If you’re reading this, the chances are you are one of the people in your organization who shares that responsibility. With that in mind, it is important that you own the responsibility and ensure others in the business are aware of the importance of managing driver and vehicle safety correctly.

Driver checks

All your drivers need to be correctly licensed to drive the vehicle they’re using and they also need to be medically fit to do so. A driving licence check will provide this information. Guidance from the government and the Health and Safety Executive says you should check driving licences on joining and periodically thereafter however many companies, in line with guidance from accreditation bodies such as CHAS and FORS, require more frequent checks. Automated, online licence-checking services are cheap and make the process of checking and record-keeping quick and painless. Driver licence checks can be done direct with DVLA through our partners at FleetCheck.

You should also check that your drivers are competent to do what you’re asking them to do and provide training where necessary – such as for towing trailers or plant behind a van.

Vehicle safety

All vehicles need to be roadworthy at all times and simply having an MOT is not enough. Around a third of vans and other light commercial vehicles fail their MOT at the first attempt so your vehicles should be checked every day before use. Safety-critical faults such as worn tyres or broken lights need to be fixed immediately. Other less serious faults need to be fixed at the earliest opportunity. You will need to keep records to prove that these checks have been done.

Driving safety standards

You can only expect safe driving when the rules are clearly laid out through a Driving for Work policy – a legally required document that must be owned by a company director. The policy lays out all the rules on company driving including the driver and vehicle checks outlined above, as well as guidance on:

  • Fitness-to-drive topics such as fatigue and drug/alcohol impairment.
  • Driver distraction including use of mobile phones.
  • Management of driver fatigue.
  • Driving to the Highway Code – including understanding that vans are often subject to lower speed limits than cars.

Once you’ve created a policy, it needs to be effectively communicated to all your drivers and reviewed annually to ensure it has kept pace with any updates to legislation or the Highway Code.

Record keeping

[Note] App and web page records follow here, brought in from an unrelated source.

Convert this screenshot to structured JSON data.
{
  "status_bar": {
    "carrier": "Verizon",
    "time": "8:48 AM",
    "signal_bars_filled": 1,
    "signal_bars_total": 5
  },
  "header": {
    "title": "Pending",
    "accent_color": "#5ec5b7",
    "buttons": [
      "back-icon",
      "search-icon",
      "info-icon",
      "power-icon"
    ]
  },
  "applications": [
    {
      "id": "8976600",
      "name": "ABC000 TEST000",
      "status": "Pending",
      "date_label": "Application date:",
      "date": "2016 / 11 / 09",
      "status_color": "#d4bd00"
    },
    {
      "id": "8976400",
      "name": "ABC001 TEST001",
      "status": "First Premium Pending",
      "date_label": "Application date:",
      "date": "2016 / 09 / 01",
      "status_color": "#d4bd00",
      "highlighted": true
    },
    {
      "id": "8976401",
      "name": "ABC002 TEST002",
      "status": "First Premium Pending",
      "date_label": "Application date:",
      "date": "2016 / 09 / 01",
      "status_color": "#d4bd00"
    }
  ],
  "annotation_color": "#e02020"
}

One of the most important elements of managing drivers and vehicles is record keeping. In the event of a serious incident, you could be asked by the investigating authorities – the police, the DVSA or the Health and Safety Executive – to prove that you had met all these requirements. Spreadsheets are fine up to a point but can easily by corrupted, lost and lead to errors when data is entered incorrectly. Accreditation services such as CHAS and FORS recommend using FleetCheck online Fleet Management Software and driver licence checking service to ensure they have the requisite audit trail of their fleet activity.